Both Bellow’s Dangling Man and Roth’s Goodbye, Columbus focus on varying levels of social stigmatism in mid-century America; and more specifically, both texts point out the stereotypes associated with American Judaism. However, the novels address the matter in a way that does not deal with religion: in fact, neither protagonist seems religious at all; and the stereotypes associated with Judaism in these novels are entirely cultural.

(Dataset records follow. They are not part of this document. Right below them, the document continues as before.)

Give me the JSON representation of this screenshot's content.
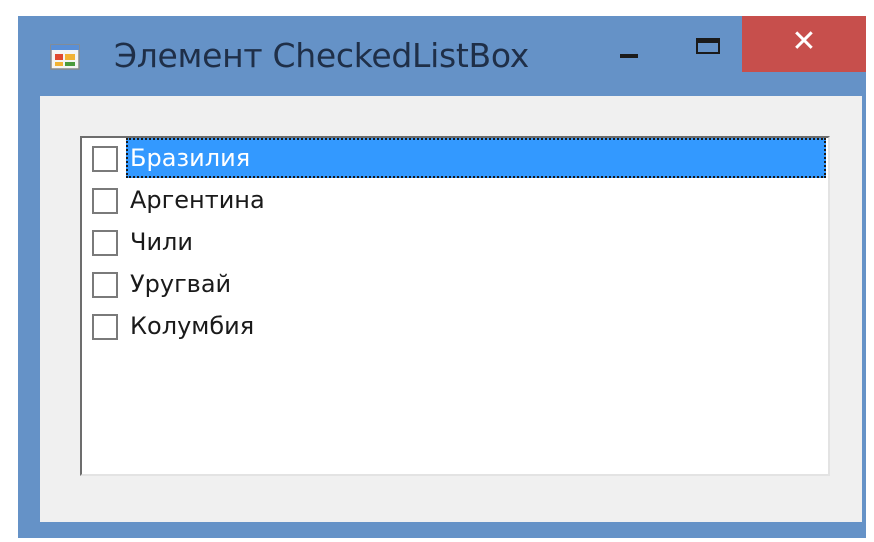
{
  "window": {
    "title": "Элемент CheckedListBox",
    "icon": "winforms-app-icon",
    "buttons": {
      "minimize": "minimize-icon",
      "maximize": "maximize-icon",
      "close": "✕"
    }
  },
  "listbox": {
    "items": [
      {
        "label": "Бразилия",
        "checked": false,
        "selected": true
      },
      {
        "label": "Аргентина",
        "checked": false,
        "selected": false
      },
      {
        "label": "Чили",
        "checked": false,
        "selected": false
      },
      {
        "label": "Уругвай",
        "checked": false,
        "selected": false
      },
      {
        "label": "Колумбия",
        "checked": false,
        "selected": false
      }
    ]
  },
  "colors": {
    "frame": "#6592c7",
    "close_button": "#c74f4c",
    "selection": "#3399ff",
    "client": "#f0f0f0"
  }
}
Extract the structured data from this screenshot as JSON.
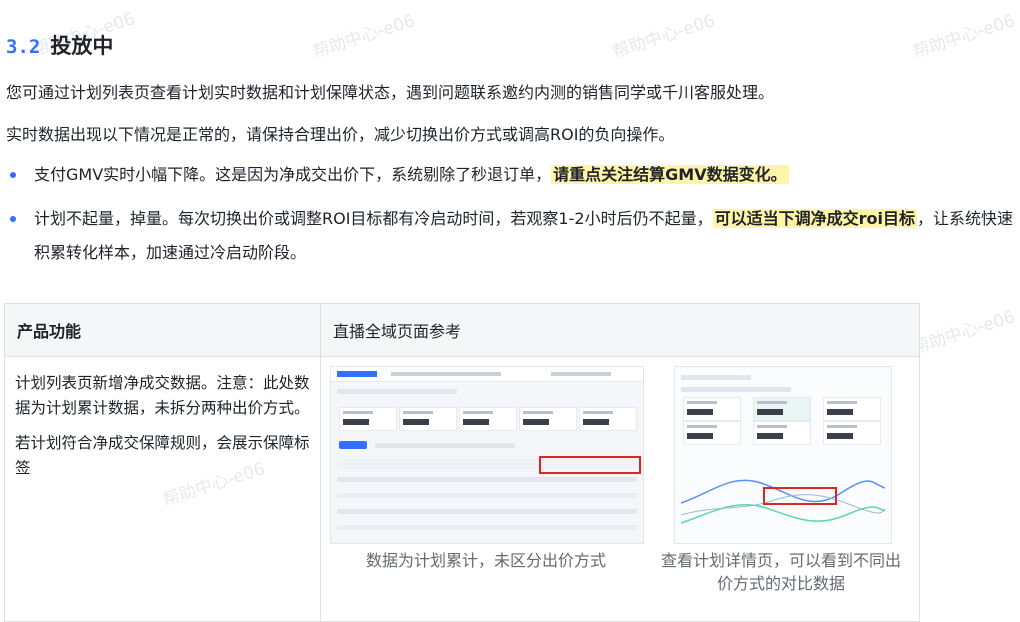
{
  "watermark": "帮助中心-e06",
  "section": {
    "number": "3.2",
    "title": "投放中"
  },
  "intro": "您可通过计划列表页查看计划实时数据和计划保障状态，遇到问题联系邀约内测的销售同学或千川客服处理。",
  "normal_note": "实时数据出现以下情况是正常的，请保持合理出价，减少切换出价方式或调高ROI的负向操作。",
  "bullets": [
    {
      "text": "支付GMV实时小幅下降。这是因为净成交出价下，系统剔除了秒退订单，",
      "highlight": "请重点关注结算GMV数据变化。",
      "tail": ""
    },
    {
      "text": "计划不起量，掉量。每次切换出价或调整ROI目标都有冷启动时间，若观察1-2小时后仍不起量，",
      "highlight": "可以适当下调净成交roi目标",
      "tail": "，让系统快速积累转化样本，加速通过冷启动阶段。"
    }
  ],
  "table": {
    "headers": [
      "产品功能",
      "直播全域页面参考"
    ],
    "rows": [
      {
        "feature_p1": "计划列表页新增净成交数据。注意：此处数据为计划累计数据，未拆分两种出价方式。",
        "feature_p2": "若计划符合净成交保障规则，会展示保障标签",
        "captions": [
          "数据为计划累计，未区分出价方式",
          "查看计划详情页，可以看到不同出价方式的对比数据"
        ]
      }
    ]
  },
  "colors": {
    "accent": "#3370ff",
    "highlight": "#fff5a8",
    "annotation_box": "#e02424"
  }
}
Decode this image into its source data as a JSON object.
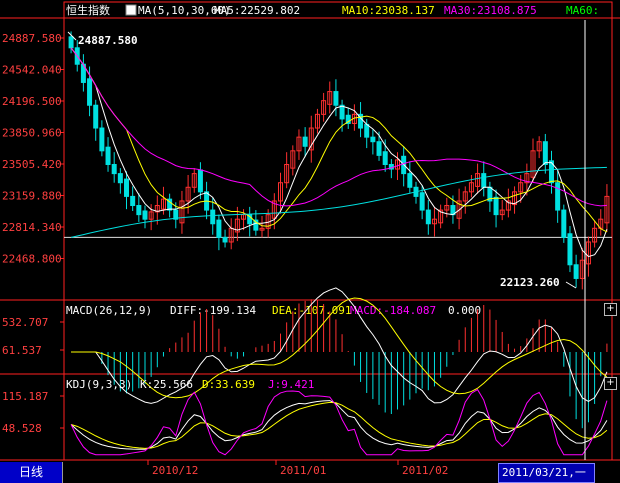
{
  "main": {
    "title": "恒生指数",
    "ma_spec": "MA(5,10,30,60)",
    "ma5": "MA5:22529.802",
    "ma10": "MA10:23038.137",
    "ma30": "MA30:23108.875",
    "ma60": "MA60:",
    "y_ticks": [
      "24887.580",
      "24542.040",
      "24196.500",
      "23850.960",
      "23505.420",
      "23159.880",
      "22814.340",
      "22468.800"
    ],
    "high_label": "24887.580",
    "low_label": "22123.260"
  },
  "macd": {
    "spec": "MACD(26,12,9)",
    "diff": "DIFF:-199.134",
    "dea": "DEA:-107.091",
    "macd": "MACD:-184.087",
    "extra": "0.000",
    "y_ticks": [
      "532.707",
      "61.537"
    ]
  },
  "kdj": {
    "spec": "KDJ(9,3,3)",
    "k": "K:25.566",
    "d": "D:33.639",
    "j": "J:9.421",
    "y_ticks": [
      "115.187",
      "48.528"
    ]
  },
  "x_axis": {
    "labels": [
      "2010/12",
      "2011/01",
      "2011/02"
    ]
  },
  "footer": {
    "tab_label": "日线",
    "cursor_date": "2011/03/21,一"
  },
  "colors": {
    "up": "#ff3030",
    "down": "#00e0e0",
    "ma5": "#ffffff",
    "ma10": "#ffff00",
    "ma30": "#ff00ff",
    "ma60": "#00ff00",
    "axis": "#ff2020"
  },
  "chart_data": {
    "type": "candlestick",
    "ylim": [
      22123.26,
      24887.58
    ],
    "closes": [
      24780,
      24600,
      24400,
      24150,
      23900,
      23650,
      23500,
      23400,
      23300,
      23150,
      23050,
      22950,
      22900,
      22980,
      23050,
      23120,
      23000,
      22900,
      23100,
      23250,
      23400,
      23200,
      23000,
      22850,
      22700,
      22650,
      22800,
      22900,
      22950,
      22850,
      22780,
      22800,
      22950,
      23100,
      23300,
      23500,
      23650,
      23800,
      23700,
      23900,
      24050,
      24200,
      24300,
      24150,
      24000,
      23950,
      24050,
      23900,
      23800,
      23750,
      23600,
      23500,
      23450,
      23550,
      23400,
      23250,
      23150,
      23000,
      22850,
      22900,
      23000,
      23050,
      22950,
      23100,
      23200,
      23300,
      23400,
      23250,
      23100,
      22950,
      23000,
      23100,
      23200,
      23300,
      23400,
      23650,
      23750,
      23500,
      23300,
      23000,
      22700,
      22400,
      22250,
      22450,
      22650,
      22800,
      22900,
      23150
    ]
  }
}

In Dangling Man, the reader is introduced with a review musing the purpose of Joseph, the protagonist, keeping a journal “to explore how he became what he is, and in particular to understand why, about a year ago, he abandoned the philosophical essays he was writing and began to ‘dangle’” (Coetzee xii). Joseph isolates himself from his wife, his brother, and his community as he deals with the inner battles of being conflicted with the freedom of being jobless and the guilt he faces over not living up to society’s expectations. In particular, he faces guilt that is spurned from the Jewish culture that he was raised in and that, no matter how much he tries to remove himself, remains a stringent part of his identity. According to one scholar,
Though Joseph is exploring his spiritual call, he fails to find it. To some extent, he is aware that he should live for his inner heart. The burden and vainness from his living, the coldness and jealousy from the world, his skeptical quest from the inner heart, etc., everything unlucky led him to go to barrack. In the end of the story, he is delighted that he is no longer responsible for himself for he is going to be dominated by others in the military regimes. (Deng 351)
One particular event where Joseph becomes highly defensive about his political/societal beliefs is when he meets with Myron Adler, who wants to speak to him about a potential temporary job. Joseph becomes enraged when, in the restaurant, he is ostracized by a former political acquaintance, Jimmy Burns. He remarks to Adler, “Do you think I care about him? It’s the principle of the thing… Simply because I am no longer a member of their party they have instructed him and boobs like him not to talk to me… I have a right to be spoken to” (Bellow 20). He is unable to let Jimmy’s avoidance go, until it escalates to him shouting in the restaurant: “What do you know about that! Burns won't give me a tumble. I can’t arouse him. I’m just gone. Like that… I’m a petty-bourgeoise renegade; could anything be worse? That idiot! ‘Hey addict!’ [Joseph] shouted” (Bellow 22). While this example does not deal with Jewish stigmatism/stereotyping specifically, it is clear that Bellow was making a...